“They were begging Him to go away from their district.” —Mark 5:17

It is thought by some that the devotion of Catholics to the Crucified Jesus, to His Passion and sufferings, the Stations of the Cross, the Precious Blood of Jesus, and to the relics of martyrs is morbid. This is hard for a non-Catholic to understand.
Yet there is fascination with the macabre in the secular culture of death. Rock groups celebrate the Grateful Dead, the Satanic and Gothic. Halloween is often twisted into a straight-out celebration of the ungodly.
In today’s Gospel passage Jesus triumphs over the demons possessing the demoniac. Why did the Gerasenes beg Jesus to leave after He set their town free of many demons? (Mk 5:17) In His Gospel, St. John declares: “Men loved darkness rather than light” (Jn 3:19).
It’s even harder to get Egypt out of Israel than it was to get Israel out of Egypt at the Exodus. The Israelites in the desert often looked back with longing on the so-called “benefits” of their slavery in Egypt (see Ex 16:2-3). Likewise, we are often tempted to look back with fondness on our former captivity in sin (see Lk 5:39).
There is no neutral ground in the battle between the kingdom of God and the kingdom of Satan. Flee to Jesus. Cling to Him. Beg Him to deliver you fully from the infection of evil.

Prayer:  Father, “deliver us from evil” (see Mt 6:13).

Promise:  “God had made a better plan, a plan which included us. ” —Heb 11:40

Praise:  Steve separated from his drinking buddies and now has many brothers and sisters in Christ.

Reference:  (This teaching was submitted by a member of our editorial team.)

Rescript:  "In accord with the Code of Canon Law, I hereby grant the Nihil Obstat for One Bread, One Body covering the period from February 1, 2021 through March 31, 2021. Most Reverend Joseph R. Binzer, Auxiliary Bishop, Vicar General, Archdiocese of Cincinnati, Cincinnati, Ohio March 31, 2020"

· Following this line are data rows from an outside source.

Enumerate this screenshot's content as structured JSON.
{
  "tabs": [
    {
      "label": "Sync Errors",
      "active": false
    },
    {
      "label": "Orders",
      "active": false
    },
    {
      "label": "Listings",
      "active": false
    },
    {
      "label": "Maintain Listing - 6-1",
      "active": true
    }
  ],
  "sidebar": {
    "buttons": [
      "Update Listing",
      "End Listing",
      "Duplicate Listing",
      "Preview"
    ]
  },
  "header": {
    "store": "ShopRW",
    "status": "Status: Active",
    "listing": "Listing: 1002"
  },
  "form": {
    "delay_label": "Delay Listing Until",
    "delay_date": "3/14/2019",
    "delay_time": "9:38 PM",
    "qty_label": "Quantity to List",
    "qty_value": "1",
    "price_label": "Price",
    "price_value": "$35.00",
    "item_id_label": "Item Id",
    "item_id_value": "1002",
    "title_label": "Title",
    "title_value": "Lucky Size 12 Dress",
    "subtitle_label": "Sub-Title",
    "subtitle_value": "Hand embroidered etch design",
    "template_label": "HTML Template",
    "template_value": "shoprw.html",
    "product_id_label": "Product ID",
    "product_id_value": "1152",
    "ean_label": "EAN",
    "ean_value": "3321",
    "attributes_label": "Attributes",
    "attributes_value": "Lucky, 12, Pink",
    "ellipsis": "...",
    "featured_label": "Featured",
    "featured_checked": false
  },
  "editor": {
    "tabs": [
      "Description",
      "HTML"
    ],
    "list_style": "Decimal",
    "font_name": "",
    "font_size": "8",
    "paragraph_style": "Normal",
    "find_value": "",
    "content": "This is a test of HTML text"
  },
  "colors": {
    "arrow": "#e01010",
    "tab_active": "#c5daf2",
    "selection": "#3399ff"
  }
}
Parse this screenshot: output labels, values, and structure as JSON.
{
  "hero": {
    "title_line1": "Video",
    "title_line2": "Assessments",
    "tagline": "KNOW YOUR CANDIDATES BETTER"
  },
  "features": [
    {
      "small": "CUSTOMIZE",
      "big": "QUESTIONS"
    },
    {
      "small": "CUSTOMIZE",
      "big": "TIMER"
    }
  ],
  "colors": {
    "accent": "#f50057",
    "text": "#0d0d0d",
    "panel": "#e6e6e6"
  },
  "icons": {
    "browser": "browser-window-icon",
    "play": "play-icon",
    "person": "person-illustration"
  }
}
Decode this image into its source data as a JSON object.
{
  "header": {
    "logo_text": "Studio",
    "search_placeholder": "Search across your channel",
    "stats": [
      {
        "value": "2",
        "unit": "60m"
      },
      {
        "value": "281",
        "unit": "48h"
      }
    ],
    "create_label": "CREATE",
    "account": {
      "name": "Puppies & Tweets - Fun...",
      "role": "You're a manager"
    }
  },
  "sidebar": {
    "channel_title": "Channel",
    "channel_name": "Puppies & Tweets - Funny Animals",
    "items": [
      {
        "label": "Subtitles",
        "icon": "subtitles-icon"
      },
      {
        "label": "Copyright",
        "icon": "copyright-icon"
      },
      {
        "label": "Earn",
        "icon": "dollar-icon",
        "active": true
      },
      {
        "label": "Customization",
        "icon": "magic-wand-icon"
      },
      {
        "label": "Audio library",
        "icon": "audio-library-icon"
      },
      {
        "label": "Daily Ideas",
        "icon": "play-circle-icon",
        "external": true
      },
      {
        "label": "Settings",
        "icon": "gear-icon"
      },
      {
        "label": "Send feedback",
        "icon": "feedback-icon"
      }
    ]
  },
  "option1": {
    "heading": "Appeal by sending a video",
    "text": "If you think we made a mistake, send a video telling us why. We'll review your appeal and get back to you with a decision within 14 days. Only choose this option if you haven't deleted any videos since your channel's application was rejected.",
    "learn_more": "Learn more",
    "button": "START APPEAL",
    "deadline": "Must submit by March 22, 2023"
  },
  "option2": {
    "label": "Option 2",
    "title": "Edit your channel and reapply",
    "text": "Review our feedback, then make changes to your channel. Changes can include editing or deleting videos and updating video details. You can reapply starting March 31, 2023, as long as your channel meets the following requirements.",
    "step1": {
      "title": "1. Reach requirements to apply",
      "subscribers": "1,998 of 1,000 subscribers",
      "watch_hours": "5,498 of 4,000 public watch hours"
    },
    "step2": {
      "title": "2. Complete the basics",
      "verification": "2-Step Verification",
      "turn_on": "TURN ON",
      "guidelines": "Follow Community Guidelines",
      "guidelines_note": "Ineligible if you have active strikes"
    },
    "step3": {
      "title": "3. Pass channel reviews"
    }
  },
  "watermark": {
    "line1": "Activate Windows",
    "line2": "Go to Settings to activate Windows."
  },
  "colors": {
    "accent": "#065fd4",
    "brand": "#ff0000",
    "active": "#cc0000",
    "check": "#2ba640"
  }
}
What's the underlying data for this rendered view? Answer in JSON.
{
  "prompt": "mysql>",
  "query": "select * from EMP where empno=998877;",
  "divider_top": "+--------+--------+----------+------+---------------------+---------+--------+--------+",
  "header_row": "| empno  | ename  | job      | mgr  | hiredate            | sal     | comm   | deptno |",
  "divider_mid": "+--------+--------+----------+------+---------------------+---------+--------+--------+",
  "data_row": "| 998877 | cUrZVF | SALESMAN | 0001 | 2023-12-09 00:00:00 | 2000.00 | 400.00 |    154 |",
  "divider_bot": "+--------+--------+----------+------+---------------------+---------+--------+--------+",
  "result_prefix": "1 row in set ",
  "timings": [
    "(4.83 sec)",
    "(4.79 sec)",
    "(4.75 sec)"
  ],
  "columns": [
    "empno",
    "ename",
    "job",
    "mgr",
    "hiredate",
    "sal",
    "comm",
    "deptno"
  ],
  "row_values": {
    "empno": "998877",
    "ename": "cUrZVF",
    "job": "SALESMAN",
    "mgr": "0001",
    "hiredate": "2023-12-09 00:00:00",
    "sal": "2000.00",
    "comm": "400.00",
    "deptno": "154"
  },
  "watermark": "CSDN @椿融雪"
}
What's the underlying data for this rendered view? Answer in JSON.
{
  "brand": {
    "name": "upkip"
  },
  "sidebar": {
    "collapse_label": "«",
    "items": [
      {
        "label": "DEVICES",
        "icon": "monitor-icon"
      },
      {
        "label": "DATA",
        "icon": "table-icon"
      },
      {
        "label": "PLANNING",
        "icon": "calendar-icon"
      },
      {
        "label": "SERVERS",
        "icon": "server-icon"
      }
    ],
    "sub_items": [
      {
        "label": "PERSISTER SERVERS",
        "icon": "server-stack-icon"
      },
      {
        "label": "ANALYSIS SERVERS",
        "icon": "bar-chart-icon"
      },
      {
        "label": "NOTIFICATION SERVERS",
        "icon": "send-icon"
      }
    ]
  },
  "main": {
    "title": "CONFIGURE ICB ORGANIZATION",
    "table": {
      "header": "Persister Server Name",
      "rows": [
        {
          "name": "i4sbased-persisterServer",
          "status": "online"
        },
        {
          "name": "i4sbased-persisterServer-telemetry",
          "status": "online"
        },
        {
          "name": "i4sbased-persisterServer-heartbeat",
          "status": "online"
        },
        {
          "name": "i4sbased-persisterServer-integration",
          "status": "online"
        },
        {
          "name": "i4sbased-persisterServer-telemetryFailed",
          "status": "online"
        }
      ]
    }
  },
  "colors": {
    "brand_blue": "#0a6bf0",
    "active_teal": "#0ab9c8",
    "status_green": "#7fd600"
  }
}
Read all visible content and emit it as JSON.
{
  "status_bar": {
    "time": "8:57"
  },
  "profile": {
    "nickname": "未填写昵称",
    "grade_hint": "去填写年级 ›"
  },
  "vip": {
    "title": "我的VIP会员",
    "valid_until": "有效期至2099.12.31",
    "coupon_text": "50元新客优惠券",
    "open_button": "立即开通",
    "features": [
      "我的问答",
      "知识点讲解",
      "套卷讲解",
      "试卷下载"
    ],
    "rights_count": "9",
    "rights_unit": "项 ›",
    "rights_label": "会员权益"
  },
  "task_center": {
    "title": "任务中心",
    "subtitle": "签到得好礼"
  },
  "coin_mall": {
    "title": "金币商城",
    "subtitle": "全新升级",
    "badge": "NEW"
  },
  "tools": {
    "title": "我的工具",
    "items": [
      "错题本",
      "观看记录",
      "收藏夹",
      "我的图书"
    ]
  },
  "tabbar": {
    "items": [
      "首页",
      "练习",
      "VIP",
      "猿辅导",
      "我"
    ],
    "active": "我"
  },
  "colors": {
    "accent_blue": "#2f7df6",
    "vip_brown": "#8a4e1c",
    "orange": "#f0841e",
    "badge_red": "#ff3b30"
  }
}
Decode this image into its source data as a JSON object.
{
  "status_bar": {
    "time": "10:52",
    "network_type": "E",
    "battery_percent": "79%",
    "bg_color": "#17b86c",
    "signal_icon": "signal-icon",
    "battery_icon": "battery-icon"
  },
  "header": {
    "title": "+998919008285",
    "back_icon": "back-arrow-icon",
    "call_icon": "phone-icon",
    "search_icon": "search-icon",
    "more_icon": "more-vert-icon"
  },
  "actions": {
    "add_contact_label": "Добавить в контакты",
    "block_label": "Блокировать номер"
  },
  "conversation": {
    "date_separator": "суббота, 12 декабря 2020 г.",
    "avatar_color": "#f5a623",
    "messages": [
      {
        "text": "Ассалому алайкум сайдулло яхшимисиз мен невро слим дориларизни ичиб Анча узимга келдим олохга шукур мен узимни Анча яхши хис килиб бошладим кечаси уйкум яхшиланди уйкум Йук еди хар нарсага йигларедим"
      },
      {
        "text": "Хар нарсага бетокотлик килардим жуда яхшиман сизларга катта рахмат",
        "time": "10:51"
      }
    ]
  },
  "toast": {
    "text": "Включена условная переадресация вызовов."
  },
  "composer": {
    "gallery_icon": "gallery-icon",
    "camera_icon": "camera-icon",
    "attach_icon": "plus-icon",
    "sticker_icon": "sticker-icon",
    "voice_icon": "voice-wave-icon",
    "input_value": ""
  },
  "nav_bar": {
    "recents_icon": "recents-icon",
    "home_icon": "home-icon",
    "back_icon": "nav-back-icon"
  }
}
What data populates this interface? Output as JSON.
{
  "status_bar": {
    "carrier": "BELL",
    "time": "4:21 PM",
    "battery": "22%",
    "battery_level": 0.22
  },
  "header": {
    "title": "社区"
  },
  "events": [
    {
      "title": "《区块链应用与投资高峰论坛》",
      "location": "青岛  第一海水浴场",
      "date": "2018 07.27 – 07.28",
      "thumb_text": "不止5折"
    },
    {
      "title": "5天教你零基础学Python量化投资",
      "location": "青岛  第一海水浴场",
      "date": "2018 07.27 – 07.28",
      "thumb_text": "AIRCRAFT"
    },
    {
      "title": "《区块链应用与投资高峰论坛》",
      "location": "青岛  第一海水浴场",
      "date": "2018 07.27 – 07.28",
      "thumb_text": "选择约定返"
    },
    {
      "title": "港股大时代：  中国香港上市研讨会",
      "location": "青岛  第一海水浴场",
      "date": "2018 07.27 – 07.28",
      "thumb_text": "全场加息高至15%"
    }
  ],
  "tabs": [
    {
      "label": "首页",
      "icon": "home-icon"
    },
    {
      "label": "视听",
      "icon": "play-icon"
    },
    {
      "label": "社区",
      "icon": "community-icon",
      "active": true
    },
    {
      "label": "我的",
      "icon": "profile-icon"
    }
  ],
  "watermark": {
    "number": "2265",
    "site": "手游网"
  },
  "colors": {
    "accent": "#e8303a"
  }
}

The Nihil Obstat ("Permission to Publish") is a declaration that a book or pamphlet is considered to be free of doctrinal or moral error. It is not implied that those who have granted the Nihil Obstat agree with the contents, opinions, or statements expressed.